(Follow up to an earlier SRQPATS post on this page,
Bad for the Jews, Bad for America,
by Sandy Goodman a retired producer for NBC Nightly News)
The Fracturing of the Jewish People
Israel has become a red state while U.S. Jews remain blue.
By William A. Galston - WSJ
“Israel is the home of all Jews,” Prime Minister Benjamin Netanyahu declared in his address to the American Jewish Committee Global Forum in Jerusalem recently. “Every Jew should feel at home in Israel.” There is a lot of history packed into these terse sentences, and just as much controversy.
The assertion that Israel is the home, not just a home, for all Jews is the core of classical Zionism. It implies that no other country can be a home, even if the Jews living there think it is. The Jews of Andalusia thought they were at home—until Christian rulers arrived and expelled them in the 15th century. The Jews of Germany thought they were fully German until a regime defined by murderous hatred of all Jews came to power.
But today, for the first time since the Talmudic era, there are two strong, self-confident centers of Jewish life. One of them embodies the Zionist proposition; the other rejects it outright. American Jews, the largest diaspora population, don’t believe they are living in exile, or even in danger. America is different, they insist. To the extent that America rests on civic principles rather than ethnic or religious identity, its liberal democratic institutions can accept Jews as equal citizens, as George Washington promised in his famous letter to the Touro Synagogue.
For most American Jews, the U.S. isn’t a temporary resting place interrupting ceaseless wandering; it is their permanent home. When they say “Next year in Jerusalem!” at the end of each Passover Seder, they don’t mean it literally.
What if they are wrong and the pessimists are right? What if the marchers in Charlottesville chanting “the Jews will not replace us” are the harbingers of a momentous shift from civic nationalism to white Christian identity as the basis of the American polity?
This is where the existence of Israel becomes a transformative fact. A poem by Robert Frost contains a thought-provoking line: “Home is where, when you have to go there, they have to take you in.” Israel is the only country that guarantees immediate entry and citizenship to every Jew who knocks on its door. This is the sense in which Israel is the home for all Jews.
It is also why Israel means the end of Jewish exile. For two millennia, Jews faced a terrible choice between persecution and statelessness, as when the SS St. Louis, crammed with Jewish refugees, wandered from port to port in 1939 looking for a country that would accept its passengers. The creation of Israel gave Jews a third choice.

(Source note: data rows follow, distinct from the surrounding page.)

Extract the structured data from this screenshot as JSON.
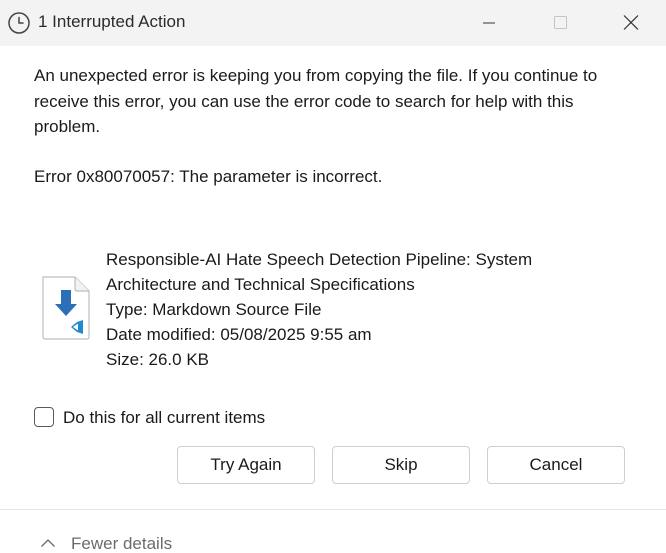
{
  "window": {
    "title": "1 Interrupted Action",
    "title_icon": "clock-icon",
    "minimize_icon": "minimize-icon",
    "maximize_icon": "maximize-icon",
    "close_icon": "close-icon"
  },
  "message": {
    "body": "An unexpected error is keeping you from copying the file. If you continue to receive this error, you can use the error code to search for help with this problem.",
    "error": "Error 0x80070057: The parameter is incorrect."
  },
  "file": {
    "icon": "markdown-vscode-file-icon",
    "name": "Responsible-AI Hate Speech Detection Pipeline: System Architecture and Technical Specifications",
    "type": "Type: Markdown Source File",
    "modified": "Date modified: 05/08/2025 9:55 am",
    "size": "Size: 26.0 KB"
  },
  "checkbox": {
    "label": "Do this for all current items",
    "checked": false
  },
  "buttons": {
    "try_again": "Try Again",
    "skip": "Skip",
    "cancel": "Cancel"
  },
  "footer": {
    "toggle_label": "Fewer details",
    "toggle_icon": "chevron-up-icon"
  },
  "colors": {
    "titlebar_bg": "#f3f3f3",
    "file_arrow": "#2b6fb8",
    "vscode_badge": "#1f8ad2"
  }
}
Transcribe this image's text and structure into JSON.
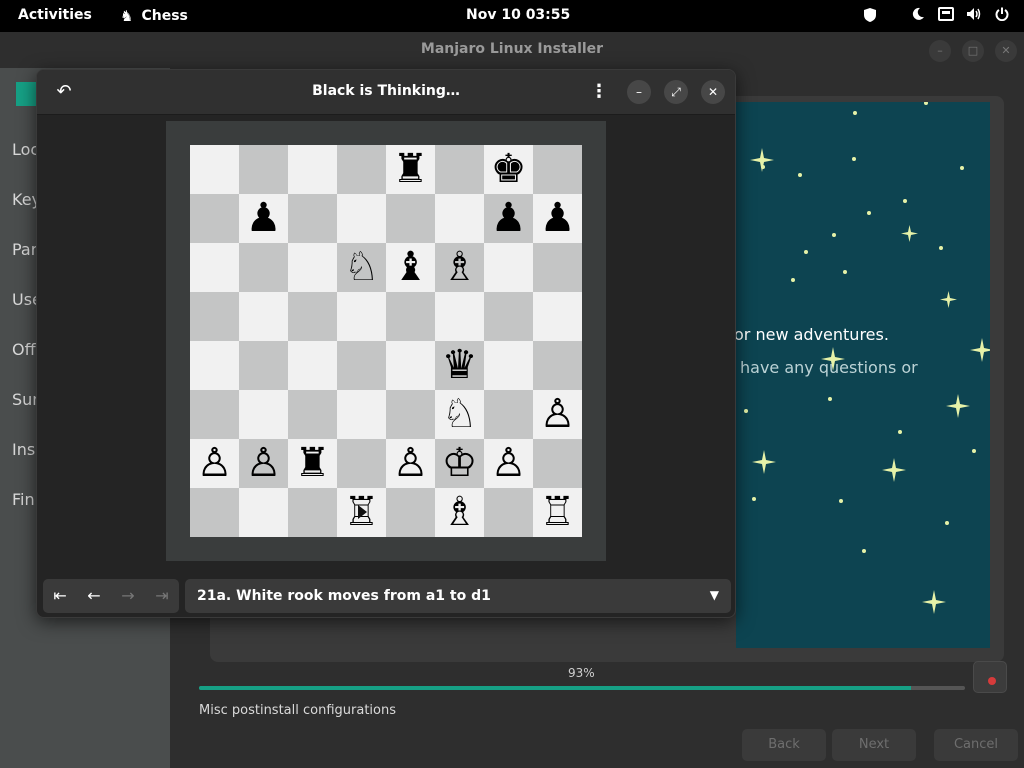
{
  "topbar": {
    "activities": "Activities",
    "app_name": "Chess",
    "clock": "Nov 10  03:55",
    "tray_icons": [
      "shield-icon",
      "night-light-icon",
      "network-icon",
      "volume-icon",
      "power-icon"
    ]
  },
  "installer": {
    "title": "Manjaro Linux Installer",
    "sidebar": {
      "items": [
        {
          "label": "Loc"
        },
        {
          "label": "Key"
        },
        {
          "label": "Par"
        },
        {
          "label": "Use"
        },
        {
          "label": "Off"
        },
        {
          "label": "Sun"
        },
        {
          "label": "Ins"
        },
        {
          "label": "Fini"
        }
      ]
    },
    "slide": {
      "text1": "or new adventures.",
      "text2": "have any questions or"
    },
    "progress": {
      "label": "93%",
      "value": 0.93
    },
    "status": "Misc postinstall configurations",
    "buttons": {
      "back": "Back",
      "next": "Next",
      "cancel": "Cancel"
    },
    "accent_color": "#16a085"
  },
  "chess": {
    "title": "Black is Thinking…",
    "board": {
      "orientation": "white-bottom",
      "rows": [
        [
          "",
          "",
          "",
          "",
          "bR",
          "",
          "bK",
          ""
        ],
        [
          "",
          "bP",
          "",
          "",
          "",
          "",
          "bP",
          "bP"
        ],
        [
          "",
          "",
          "",
          "wN",
          "bB",
          "wB",
          "",
          ""
        ],
        [
          "",
          "",
          "",
          "",
          "",
          "",
          "",
          ""
        ],
        [
          "",
          "",
          "",
          "",
          "",
          "bQ",
          "",
          ""
        ],
        [
          "",
          "",
          "",
          "",
          "",
          "wN",
          "",
          "wP"
        ],
        [
          "wP",
          "wP",
          "bR",
          "",
          "wP",
          "wK",
          "wP",
          ""
        ],
        [
          "",
          "",
          "",
          "wR",
          "",
          "wB",
          "",
          "wR"
        ]
      ]
    },
    "history": {
      "current": "21a. White rook moves from a1 to d1",
      "nav_icons": [
        "first-move-icon",
        "previous-move-icon",
        "next-move-icon",
        "last-move-icon"
      ]
    }
  }
}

In that sense, Israel fulfills the Zionist goal of the “negation of the exile.” This is consistent with the existence of permanent Jewish communities outside the state of Israel. The end of exile as an unchosen political condition doesn’t mean the end of the diaspora* as a voluntary condition.
The emergence of two permanent poles of Jewish life—one in Israel and one in the diaspora—offers new possibilities but also presents new challenges. The challenges are underscored by an American Jewish Committee survey released as its conference convened in Jerusalem.

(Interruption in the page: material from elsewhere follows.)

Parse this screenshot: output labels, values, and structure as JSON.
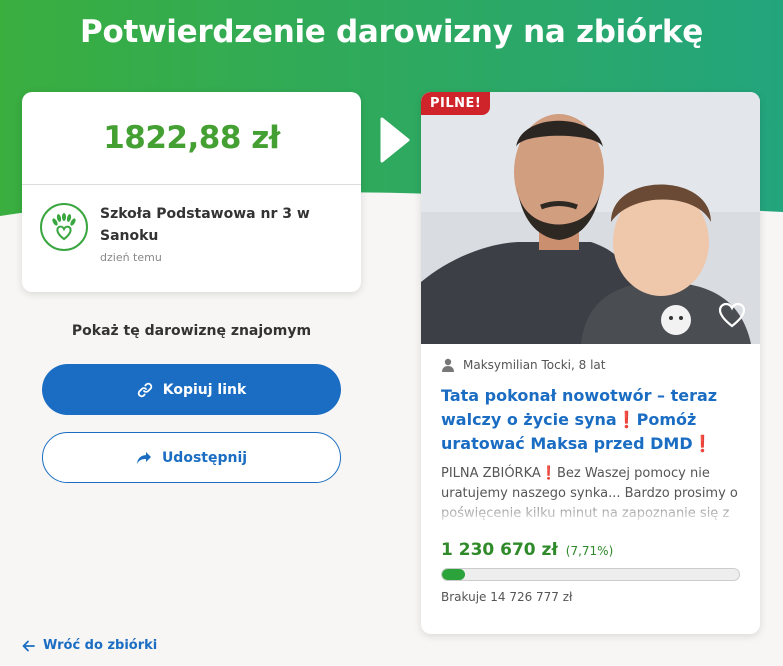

In effect, Israeli Jews are a red state while American Jews are a blue state. Seventy-seven percent of Israeli Jews approve of President Trump’s handling of relations between the U.S. and Israel, compared with only 34% of American Jews. Eighty-five percent of Israeli Jews, but only 46% of American Jews, back Mr. Trump’s decision to recognize Jerusalem as Israel’s capital and move the embassy there. Fifty-nine percent of American Jews would support dismantling at least some settlements as part of a final settlement with the Palestinians; only 39% of Israeli Jews would do so. Eighty percent of American Jews but only 49% of Israeli Jews favor allowing Conservative and Reform as well as Orthodox rabbis to officiate at Israeli weddings, divorces and conversions. And 73% of American Jews but only 42% of Israeli Jews support both sexes praying together at the Western Wall rather than the strict separation required by Orthodox Judaism.
Underlying these policy differences is a deep jurisdictional dispute. Although both American and Israeli Jews believe that they are part of one people, and that they benefit from one another’s strength, they are divided by citizenship. Relying on the idea of shared peoplehood, 53% of American Jews believe that it is appropriate for them to influence Israeli security issues. Speaking as citizens of a sovereign state, 68% of Israelis disagree.
When Israeli policy principally affects Israeli citizens, noncitizens may offer advice but cannot demand influence on the outcome. But when Israel acts as the guardian of the patrimony of the entire Jewish people, as it surely does with the Western Wall, it has a greater responsibility to weigh the views of the wider Jewish community. Because security issues occupy a gray zone in this continuum, Jews in and outside Israel will continue to debate not only the substance of these issues but also their respective claims to a stake in their resolution.
*the dispersion of the Jews beyond Israel.